* _Work request_
Find and copy each line of the data that includes "应用社会科学副学士".
————————
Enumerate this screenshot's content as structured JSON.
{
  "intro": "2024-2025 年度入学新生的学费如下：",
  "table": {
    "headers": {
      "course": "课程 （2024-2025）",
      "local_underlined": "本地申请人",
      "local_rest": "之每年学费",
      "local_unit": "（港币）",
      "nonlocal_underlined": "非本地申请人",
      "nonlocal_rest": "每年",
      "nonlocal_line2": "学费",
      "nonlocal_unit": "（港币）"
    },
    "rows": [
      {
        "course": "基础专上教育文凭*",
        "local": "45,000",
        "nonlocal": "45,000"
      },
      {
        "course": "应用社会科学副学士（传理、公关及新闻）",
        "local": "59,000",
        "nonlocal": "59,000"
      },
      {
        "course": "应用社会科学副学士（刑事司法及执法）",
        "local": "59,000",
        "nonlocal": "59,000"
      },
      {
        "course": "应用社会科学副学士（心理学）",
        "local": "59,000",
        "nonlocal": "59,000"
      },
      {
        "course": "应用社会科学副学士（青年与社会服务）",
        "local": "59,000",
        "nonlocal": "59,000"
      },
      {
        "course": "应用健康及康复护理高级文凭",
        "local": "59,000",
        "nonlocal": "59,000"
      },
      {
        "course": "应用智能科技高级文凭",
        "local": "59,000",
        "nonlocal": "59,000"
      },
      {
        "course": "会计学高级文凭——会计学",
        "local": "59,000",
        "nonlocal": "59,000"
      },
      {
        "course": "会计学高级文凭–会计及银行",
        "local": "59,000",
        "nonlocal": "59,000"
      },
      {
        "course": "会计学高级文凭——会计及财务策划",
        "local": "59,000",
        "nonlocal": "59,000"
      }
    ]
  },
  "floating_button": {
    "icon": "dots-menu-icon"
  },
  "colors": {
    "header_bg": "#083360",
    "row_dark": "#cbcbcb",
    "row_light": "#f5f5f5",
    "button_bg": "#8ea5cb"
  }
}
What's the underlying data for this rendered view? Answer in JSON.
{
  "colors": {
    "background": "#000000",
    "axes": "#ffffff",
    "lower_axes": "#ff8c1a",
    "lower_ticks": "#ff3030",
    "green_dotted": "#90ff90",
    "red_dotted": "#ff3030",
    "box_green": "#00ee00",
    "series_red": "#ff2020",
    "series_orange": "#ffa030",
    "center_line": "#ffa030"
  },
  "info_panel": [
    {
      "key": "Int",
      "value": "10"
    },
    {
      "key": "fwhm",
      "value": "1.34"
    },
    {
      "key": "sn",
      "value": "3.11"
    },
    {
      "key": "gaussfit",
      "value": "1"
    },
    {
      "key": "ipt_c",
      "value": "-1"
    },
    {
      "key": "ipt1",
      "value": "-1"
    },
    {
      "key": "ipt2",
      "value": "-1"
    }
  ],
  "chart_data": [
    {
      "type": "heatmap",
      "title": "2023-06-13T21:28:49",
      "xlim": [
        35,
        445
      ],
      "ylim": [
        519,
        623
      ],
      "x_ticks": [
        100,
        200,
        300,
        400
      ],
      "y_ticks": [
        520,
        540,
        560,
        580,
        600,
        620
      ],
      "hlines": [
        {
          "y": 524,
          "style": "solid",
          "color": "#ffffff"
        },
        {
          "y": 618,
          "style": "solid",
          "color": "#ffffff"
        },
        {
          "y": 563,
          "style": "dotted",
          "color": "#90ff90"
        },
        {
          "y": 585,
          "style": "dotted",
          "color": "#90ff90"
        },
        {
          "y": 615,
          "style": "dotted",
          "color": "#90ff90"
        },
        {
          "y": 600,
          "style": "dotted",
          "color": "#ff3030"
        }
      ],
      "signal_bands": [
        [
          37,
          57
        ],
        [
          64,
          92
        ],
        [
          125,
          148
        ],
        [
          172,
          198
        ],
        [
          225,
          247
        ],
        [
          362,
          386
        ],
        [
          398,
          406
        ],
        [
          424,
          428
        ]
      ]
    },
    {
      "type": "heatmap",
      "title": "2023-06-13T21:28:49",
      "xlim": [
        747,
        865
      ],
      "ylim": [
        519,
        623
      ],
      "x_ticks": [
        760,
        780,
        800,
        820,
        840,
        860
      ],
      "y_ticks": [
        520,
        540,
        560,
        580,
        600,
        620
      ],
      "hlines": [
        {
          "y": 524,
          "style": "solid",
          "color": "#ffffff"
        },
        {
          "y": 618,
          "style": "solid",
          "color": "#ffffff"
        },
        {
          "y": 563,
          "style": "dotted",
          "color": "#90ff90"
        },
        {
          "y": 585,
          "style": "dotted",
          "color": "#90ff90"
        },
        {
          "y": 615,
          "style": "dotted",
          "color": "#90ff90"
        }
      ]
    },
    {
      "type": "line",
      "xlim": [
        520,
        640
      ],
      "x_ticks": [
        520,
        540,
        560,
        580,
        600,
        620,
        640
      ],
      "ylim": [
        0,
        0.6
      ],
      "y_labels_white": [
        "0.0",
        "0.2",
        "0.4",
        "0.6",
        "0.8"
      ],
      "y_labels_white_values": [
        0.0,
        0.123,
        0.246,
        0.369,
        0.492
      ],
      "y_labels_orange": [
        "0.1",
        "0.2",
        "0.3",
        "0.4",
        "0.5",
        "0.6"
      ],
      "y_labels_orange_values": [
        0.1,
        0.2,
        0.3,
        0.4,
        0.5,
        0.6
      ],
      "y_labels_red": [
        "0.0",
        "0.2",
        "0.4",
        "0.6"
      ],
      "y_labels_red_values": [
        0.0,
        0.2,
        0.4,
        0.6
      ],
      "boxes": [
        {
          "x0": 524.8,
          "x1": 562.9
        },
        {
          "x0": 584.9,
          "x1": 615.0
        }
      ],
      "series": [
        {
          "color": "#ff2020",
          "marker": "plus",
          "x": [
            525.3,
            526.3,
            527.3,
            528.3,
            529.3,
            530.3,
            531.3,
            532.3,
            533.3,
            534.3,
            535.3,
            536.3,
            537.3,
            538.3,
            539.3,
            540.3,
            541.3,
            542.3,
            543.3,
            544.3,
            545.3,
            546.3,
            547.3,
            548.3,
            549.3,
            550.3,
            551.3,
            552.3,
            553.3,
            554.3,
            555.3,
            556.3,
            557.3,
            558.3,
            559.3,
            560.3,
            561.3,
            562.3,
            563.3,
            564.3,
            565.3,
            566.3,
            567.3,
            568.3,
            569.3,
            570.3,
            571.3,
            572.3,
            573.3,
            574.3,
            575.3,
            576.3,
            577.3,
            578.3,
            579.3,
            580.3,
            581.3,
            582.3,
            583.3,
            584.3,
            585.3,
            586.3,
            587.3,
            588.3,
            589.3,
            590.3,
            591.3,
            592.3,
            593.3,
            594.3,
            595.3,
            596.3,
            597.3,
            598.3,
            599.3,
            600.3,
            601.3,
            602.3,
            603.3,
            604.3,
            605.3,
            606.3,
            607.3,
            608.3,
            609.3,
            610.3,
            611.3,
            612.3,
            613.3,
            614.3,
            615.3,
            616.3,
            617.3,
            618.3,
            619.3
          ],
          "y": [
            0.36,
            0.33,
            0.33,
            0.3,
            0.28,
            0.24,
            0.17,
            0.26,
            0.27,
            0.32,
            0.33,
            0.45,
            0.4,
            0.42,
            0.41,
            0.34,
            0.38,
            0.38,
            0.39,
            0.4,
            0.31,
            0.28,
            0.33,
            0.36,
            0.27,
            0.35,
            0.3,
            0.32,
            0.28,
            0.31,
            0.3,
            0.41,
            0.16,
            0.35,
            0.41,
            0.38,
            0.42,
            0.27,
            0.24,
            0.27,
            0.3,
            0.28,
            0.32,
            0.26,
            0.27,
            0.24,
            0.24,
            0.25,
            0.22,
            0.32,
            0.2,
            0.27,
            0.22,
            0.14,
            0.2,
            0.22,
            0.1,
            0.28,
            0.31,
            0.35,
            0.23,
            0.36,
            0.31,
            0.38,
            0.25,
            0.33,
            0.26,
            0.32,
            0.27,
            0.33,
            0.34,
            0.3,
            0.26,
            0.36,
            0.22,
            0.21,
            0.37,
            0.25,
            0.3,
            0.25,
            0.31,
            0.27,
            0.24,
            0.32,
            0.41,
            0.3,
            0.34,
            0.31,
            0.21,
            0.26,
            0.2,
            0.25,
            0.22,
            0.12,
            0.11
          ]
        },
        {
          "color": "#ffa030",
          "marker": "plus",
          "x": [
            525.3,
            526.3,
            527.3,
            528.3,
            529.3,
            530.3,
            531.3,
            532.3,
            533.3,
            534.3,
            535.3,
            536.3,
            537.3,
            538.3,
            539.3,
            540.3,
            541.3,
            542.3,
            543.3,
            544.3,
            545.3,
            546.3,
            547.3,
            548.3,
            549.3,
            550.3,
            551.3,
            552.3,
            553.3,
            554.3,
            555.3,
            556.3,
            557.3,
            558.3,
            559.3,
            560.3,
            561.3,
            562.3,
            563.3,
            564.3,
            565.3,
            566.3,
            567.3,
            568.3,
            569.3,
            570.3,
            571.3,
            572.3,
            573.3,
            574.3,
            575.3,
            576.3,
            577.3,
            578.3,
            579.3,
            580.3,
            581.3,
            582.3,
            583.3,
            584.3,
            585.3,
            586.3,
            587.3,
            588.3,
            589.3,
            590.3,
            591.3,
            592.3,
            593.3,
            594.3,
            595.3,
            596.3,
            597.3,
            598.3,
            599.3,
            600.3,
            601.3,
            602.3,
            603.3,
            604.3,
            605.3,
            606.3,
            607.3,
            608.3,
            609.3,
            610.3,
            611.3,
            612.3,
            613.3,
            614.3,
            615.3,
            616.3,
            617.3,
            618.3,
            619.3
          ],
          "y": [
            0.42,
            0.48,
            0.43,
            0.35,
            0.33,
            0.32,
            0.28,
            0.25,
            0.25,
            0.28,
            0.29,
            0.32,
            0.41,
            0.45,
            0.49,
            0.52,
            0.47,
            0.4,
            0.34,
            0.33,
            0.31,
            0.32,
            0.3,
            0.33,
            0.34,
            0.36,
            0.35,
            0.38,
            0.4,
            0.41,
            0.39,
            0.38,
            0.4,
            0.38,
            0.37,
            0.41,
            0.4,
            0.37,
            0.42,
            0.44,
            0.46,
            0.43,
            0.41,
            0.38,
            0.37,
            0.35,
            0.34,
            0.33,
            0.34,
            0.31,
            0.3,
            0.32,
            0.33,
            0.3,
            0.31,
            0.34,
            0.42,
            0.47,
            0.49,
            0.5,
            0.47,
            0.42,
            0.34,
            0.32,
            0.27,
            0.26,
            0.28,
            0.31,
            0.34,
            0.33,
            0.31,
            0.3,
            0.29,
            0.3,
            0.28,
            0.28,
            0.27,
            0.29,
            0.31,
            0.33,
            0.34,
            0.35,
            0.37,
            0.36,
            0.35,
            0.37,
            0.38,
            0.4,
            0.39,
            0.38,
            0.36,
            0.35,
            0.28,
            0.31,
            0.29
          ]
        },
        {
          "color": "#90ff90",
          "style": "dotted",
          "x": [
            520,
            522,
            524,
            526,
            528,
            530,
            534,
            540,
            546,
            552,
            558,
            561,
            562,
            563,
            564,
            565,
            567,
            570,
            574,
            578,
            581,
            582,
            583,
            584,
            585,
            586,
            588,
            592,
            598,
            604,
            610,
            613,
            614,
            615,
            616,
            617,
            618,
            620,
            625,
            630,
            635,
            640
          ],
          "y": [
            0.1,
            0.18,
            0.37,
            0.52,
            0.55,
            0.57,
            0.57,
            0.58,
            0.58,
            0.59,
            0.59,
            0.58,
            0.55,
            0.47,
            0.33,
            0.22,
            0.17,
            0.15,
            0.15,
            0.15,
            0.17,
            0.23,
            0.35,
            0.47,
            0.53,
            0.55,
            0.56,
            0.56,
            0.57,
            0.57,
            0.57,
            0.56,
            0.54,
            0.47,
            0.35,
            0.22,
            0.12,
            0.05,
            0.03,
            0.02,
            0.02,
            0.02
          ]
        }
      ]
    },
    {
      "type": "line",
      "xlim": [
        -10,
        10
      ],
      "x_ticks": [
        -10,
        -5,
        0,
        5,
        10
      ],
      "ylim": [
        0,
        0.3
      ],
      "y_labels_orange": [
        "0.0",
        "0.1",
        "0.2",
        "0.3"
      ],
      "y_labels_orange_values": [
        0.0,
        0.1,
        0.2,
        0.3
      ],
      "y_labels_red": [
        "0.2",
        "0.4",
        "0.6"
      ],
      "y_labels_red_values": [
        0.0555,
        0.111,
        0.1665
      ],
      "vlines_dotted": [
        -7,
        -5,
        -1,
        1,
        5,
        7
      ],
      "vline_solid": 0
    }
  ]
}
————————
* _Your solution_
        "course": "应用社会科学副学士（传理、公关及新闻）",
        "course": "应用社会科学副学士（刑事司法及执法）",
        "course": "应用社会科学副学士（心理学）",
        "course": "应用社会科学副学士（青年与社会服务）",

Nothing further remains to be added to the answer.